He closed his eyes, opened his arms and lifted his palms to the sprinkling of sun he wanted to disappear. Then he called his gift.
The wind slowly started to shift. With more effort, Ian brought darker clouds and the rumble of thunder. The moisture sent a spray of feather soft mist into the air. The bones of the old and broken would feel the shift in pressure as it dropped.
Soon the mist turned to small droplets of water.
When the sky was completely clouded over, and his hair dripped with rain, Ian let his hands drop. A satisfying smile broke across his face.
Below, Lora watched her husband with arms folded across her chest. She tried prying into his mind only to find herself shut out. When the air cooled and the wind started to blow, understanding dawned.
Duncan would be headed back by now with Tara in tow. If a storm kept them from making the entire journey, Duncan would seek shelter at one of the many cabins between the Keep and the village.
Lora laughed. Her husband was such a smart man.
Duncan and Tara were smug in their accomplishment as they rode out of town.
“I’ll bet they’re together within a week.”
“It won’t take that long. You should have seen Haggart when I suggested the widow was not telling the truth and needed to be punished.”
“Celeste was ticked when I told her the vicious dog should be put down. Then when I told her you planned on moving Haggart to a different part of the village if things didn’t settle, her story changed.”
Tara reached over, patted him on his shoulder. “We make a great team.”
“That we do, lass. That we do.”
Lightning split the sky, causing them both to look up and jump. “Looks like we’re going to get wet.” Tara pulled her cloak tighter and lifted the hood over her hair.
The next boom of thunder threatened a decent sized storm. Meg skipped a step when the sound filled the sky. Duncan’s hand darted out, calming the animal instantly.

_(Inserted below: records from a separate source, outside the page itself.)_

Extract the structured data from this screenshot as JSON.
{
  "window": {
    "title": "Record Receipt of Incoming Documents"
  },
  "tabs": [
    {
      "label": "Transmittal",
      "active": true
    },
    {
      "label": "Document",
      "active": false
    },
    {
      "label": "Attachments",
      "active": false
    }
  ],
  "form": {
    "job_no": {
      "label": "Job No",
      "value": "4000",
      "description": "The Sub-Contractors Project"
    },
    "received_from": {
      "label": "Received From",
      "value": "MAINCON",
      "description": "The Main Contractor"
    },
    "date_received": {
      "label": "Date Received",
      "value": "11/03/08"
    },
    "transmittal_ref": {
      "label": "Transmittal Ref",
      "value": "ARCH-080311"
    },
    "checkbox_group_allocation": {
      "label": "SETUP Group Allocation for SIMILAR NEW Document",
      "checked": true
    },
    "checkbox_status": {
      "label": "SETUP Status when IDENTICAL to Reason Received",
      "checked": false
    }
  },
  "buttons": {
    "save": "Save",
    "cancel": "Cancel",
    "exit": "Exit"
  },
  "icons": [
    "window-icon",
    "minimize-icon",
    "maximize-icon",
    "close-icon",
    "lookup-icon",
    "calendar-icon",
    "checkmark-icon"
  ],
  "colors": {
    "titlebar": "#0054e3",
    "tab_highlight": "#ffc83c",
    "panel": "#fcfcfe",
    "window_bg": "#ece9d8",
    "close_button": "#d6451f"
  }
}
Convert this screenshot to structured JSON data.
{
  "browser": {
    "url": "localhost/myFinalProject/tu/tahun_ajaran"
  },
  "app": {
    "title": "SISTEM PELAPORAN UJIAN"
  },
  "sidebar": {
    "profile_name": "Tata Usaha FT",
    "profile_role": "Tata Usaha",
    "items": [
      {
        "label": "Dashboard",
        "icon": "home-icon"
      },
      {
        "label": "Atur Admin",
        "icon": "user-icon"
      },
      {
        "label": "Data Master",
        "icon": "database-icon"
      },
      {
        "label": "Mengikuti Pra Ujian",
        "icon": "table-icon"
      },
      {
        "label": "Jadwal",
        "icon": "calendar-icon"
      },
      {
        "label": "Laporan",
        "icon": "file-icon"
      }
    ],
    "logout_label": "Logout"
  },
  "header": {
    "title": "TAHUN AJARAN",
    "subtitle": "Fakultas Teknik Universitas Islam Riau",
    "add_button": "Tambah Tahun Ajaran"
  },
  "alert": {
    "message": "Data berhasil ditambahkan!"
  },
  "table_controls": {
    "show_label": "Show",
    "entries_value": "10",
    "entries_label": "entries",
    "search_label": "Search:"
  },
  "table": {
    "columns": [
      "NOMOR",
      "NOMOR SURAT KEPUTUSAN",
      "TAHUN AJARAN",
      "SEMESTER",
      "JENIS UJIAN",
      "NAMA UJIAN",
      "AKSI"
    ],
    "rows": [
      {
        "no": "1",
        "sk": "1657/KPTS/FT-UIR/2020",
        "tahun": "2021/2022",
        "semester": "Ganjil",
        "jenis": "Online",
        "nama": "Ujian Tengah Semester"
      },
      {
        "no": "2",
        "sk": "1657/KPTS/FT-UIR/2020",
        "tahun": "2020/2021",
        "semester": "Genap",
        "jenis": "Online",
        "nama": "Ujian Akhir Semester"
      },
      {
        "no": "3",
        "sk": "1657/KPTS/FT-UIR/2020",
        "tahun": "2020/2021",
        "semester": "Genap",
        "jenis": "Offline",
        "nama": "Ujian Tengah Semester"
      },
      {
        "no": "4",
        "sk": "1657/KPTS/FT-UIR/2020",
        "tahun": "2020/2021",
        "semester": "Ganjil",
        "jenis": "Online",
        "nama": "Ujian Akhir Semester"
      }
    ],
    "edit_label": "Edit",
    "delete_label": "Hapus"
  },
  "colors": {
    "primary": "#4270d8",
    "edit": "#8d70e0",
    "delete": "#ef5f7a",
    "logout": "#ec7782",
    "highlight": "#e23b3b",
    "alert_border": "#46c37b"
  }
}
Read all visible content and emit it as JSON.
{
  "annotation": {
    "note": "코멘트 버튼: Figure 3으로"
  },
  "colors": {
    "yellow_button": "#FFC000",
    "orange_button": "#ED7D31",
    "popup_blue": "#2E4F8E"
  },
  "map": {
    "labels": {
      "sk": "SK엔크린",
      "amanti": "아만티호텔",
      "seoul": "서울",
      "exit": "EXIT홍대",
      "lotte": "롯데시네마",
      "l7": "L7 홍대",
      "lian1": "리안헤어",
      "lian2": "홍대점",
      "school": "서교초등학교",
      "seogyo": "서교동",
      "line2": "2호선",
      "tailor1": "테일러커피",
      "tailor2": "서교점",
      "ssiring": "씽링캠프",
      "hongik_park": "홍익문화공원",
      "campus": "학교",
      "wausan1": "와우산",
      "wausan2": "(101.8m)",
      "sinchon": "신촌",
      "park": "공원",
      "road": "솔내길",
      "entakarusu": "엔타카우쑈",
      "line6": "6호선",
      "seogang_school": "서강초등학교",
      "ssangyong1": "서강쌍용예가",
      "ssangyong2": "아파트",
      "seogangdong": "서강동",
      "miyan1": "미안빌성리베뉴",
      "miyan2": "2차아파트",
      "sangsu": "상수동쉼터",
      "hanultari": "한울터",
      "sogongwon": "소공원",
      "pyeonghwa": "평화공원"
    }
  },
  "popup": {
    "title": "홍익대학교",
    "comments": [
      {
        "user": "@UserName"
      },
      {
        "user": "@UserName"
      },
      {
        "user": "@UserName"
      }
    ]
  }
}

They rode in silence for a few minutes before the rain started to fall and Duncan shouted over the sounds of thunder, “I think we should find shelter.”